When Flycatcher Trail meets back with Tram Road, you can cut about 1/4 mile off the Tram Road hike, by continuing on across the street and stay on Flycatcher Trail to the west for 1/4 mile down to the Tram Stop.

We are about 1/4 mile south from Flycatcher Trail and have turned west on Tram Road, not having taken the above short cut.  Habitat has taken a major change.

Again, there are 9 miles of 14 named Trails in Resaca de la Palma State Park-World Birding Center and a 3 1/2 mile Tram Road.  Almost all the Trails are connected and will eventually loop back to each other.  All this can get confusing, so as I said...Get a map!

Its only 95F and 90% humidity, but my wimp husband said he is finished with Trail hiking for the day and will stick with Tram Road back to Headquarters.

At this point, we have only gone half way around 3.2 mile long Tram Road.


Bench! Bench! This final Tram Stop is at the middle of the west leg of Tram Road, you can catch the Tram here or continue onward to the Headquarters.  Coyote Trail starts beside the Tram Stop and goes southwest to Yellowthroat Loop.  An abundance of calling birds are heard as we rest a bit.

This fantastic World Birding Center site could make a fortune if it would set up a raspas (snow cone) stand right beside the Tram Stop!


The west end of Flycatcher Trail shortcut that goes back to the east leg of Tram Road.  This short by-pass can be very good for White-eyed Vireos, Golden-fronted and Ladder-backed Woodpeckers.  Two Black-throated Gray Warblers were foraging just a few feet into the Trail.


As we leave the Tram Stop and contine towards the west, acacia species begin to dominate again.

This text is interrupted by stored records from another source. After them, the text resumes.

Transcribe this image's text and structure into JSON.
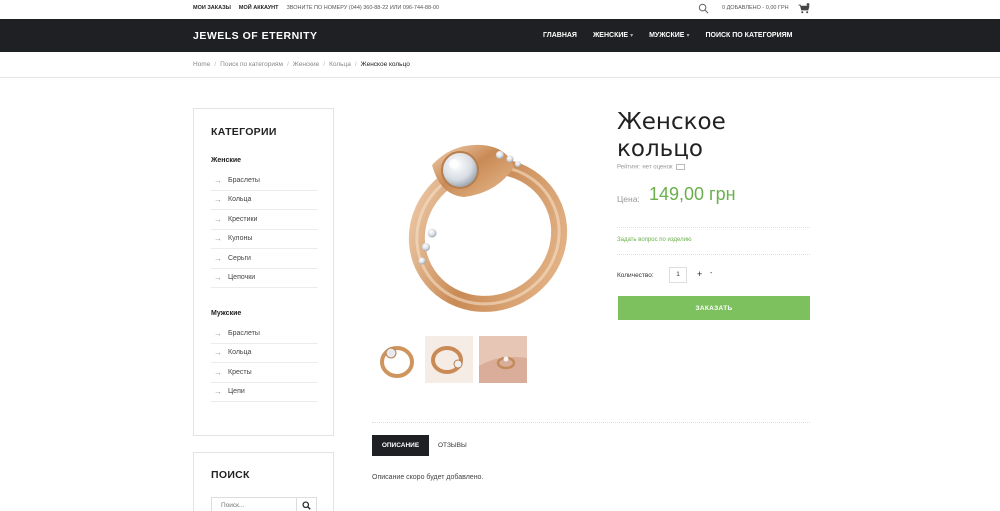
{
  "topbar": {
    "my_orders": "МОИ ЗАКАЗЫ",
    "my_account": "МОЙ АККАУНТ",
    "phone": "ЗВОНИТЕ ПО НОМЕРУ (044) 360-88-22 ИЛИ 096-744-88-00",
    "cart_summary": "0 ДОБАВЛЕНО - 0,00 ГРН"
  },
  "header": {
    "logo": "JEWELS OF ETERNITY",
    "nav": [
      {
        "label": "ГЛАВНАЯ",
        "has_caret": false
      },
      {
        "label": "ЖЕНСКИЕ",
        "has_caret": true
      },
      {
        "label": "МУЖСКИЕ",
        "has_caret": true
      },
      {
        "label": "ПОИСК ПО КАТЕГОРИЯМ",
        "has_caret": false
      }
    ]
  },
  "breadcrumb": {
    "items": [
      "Home",
      "Поиск по категориям",
      "Женские",
      "Кольца"
    ],
    "current": "Женское кольцо"
  },
  "sidebar": {
    "title": "КАТЕГОРИИ",
    "groups": [
      {
        "name": "Женские",
        "items": [
          "Браслеты",
          "Кольца",
          "Крестики",
          "Кулоны",
          "Серьги",
          "Цепочки"
        ]
      },
      {
        "name": "Мужские",
        "items": [
          "Браслеты",
          "Кольца",
          "Кресты",
          "Цепи"
        ]
      }
    ],
    "search_title": "ПОИСК",
    "search_placeholder": "Поиск..."
  },
  "product": {
    "title": "Женское кольцо",
    "rating": "Рейтинг: нет оценок",
    "price_label": "Цена:",
    "price": "149,00 грн",
    "ask_question": "Задать вопрос по изделию",
    "quantity_label": "Количество:",
    "quantity": "1",
    "plus": "+",
    "minus": "-",
    "order_button": "ЗАКАЗАТЬ"
  },
  "tabs": {
    "description": "ОПИСАНИЕ",
    "reviews": "ОТЗЫВЫ",
    "description_text": "Описание скоро будет добавлено."
  },
  "colors": {
    "accent": "#7dc15f",
    "price": "#6ab04c",
    "nav_bg": "#1f2023"
  }
}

Just ahead, Tram Road will take a sharp bend to the north.


Round the bend, coming out of the trees, the vast meadow in front of you is truly a "wow" sight.  We have very few protected grassy fields like this in the Lower Rio Grande Valley.


The sight is fantastic, but the air is filled with dragonflies and the sounds of Northern Bobwhites.  Mourning Doves and White-winged Doves are flying everywhere. 

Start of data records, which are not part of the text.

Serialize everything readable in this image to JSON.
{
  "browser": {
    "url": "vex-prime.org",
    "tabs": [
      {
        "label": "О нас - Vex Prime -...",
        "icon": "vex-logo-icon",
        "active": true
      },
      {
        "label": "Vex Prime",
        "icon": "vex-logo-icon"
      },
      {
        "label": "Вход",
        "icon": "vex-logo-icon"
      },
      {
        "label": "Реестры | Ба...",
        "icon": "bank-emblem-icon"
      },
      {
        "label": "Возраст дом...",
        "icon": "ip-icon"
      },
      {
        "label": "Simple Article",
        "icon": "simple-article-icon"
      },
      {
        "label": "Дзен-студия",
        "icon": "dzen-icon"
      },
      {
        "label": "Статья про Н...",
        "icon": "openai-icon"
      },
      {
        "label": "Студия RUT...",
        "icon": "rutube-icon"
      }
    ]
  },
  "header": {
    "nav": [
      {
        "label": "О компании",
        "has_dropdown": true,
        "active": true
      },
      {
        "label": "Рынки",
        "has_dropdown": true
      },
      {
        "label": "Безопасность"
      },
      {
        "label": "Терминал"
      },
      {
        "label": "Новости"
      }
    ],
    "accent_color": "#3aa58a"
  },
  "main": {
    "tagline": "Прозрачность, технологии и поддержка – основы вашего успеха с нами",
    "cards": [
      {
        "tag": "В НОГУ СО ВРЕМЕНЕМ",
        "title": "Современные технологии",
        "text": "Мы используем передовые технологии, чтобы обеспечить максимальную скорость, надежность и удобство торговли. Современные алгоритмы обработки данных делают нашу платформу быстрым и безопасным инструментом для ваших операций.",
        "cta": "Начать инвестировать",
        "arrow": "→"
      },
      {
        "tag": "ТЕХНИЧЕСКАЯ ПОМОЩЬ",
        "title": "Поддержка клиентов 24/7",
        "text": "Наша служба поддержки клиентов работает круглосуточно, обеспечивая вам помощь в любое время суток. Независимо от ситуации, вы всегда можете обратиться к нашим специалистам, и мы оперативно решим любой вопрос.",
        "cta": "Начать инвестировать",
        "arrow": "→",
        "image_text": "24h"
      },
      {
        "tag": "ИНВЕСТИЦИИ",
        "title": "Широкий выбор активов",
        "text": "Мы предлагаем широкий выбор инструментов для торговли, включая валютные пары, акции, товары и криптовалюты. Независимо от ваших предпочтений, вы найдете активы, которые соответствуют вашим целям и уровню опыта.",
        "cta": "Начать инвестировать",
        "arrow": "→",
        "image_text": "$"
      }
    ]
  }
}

These fields will surely energize you for the relatively short hike back to Headquarters.  I do not remember seeing so many doves.

Resaca de la Palma has special dove hunts during the first two weeks of September.  The hunts, and particularly the youth hunts, were very successful this year.  Remember, this Park was created from Wildlife Management Lands set aside and revegetated for White-winged Doves.  Despite what all the media has reported and what the Park Staff and hunters have said about this year's hunt success, no dent whatsoever was put in the White-winged population from what we are seeing, today.


There is a dramatic change in habitat, again, as the fields and meadows end and the trees begin.


Almost like during the late summer, Long-billed Thrashers and Groove-billed Anis seem to be everywhere.  This has been one of those days where you really "hit it" bird-wise.


We are starting to see more Sugar Hackberries and with them more Tawny Emperors.


Although it is very hot, the birds are still singing away and calling from the shady area.  A few more butterfly species are found, and we have started seeing a few damselflies.


At the end of Tram Road is the sign for the Park Headquarters.  Just a few feet around the bend up ahead is the Picnic Area in front of the Headquarters.

Wished we had the energy to do it all over again, right now.  For sure we have seen lots of flora and fauna, but to enjoy this Park, you really DO need to work the Trails.

If you leave the Park via US-281, and are dragonfliers, you might want to turn left onto US-281, and drive to the west for 1.3 miles to Torres Rd.  Turn left (north) onto Torres Rd. and drive to the NO PARKING signs, parking just before and south of the signs.  This irrigation canal and surrounding vegetation can be fantastic for dragonflies.  In early October, we had numerous Hyacinth Gliders and many, many Blue-faced Darners in less than 30 minutes.  Walk along the canal  and another canal will come in on your left (from the west).  Search within a few yards of this area and inside the irrigation canal that you parked beside.  Lots of water lettuce and some water hyacinth can be found in the canal.

If you get to the Lower Rio Grande Valley, do your best to check out the less than one year old Resaca de la Palma State Park-World Birding Center.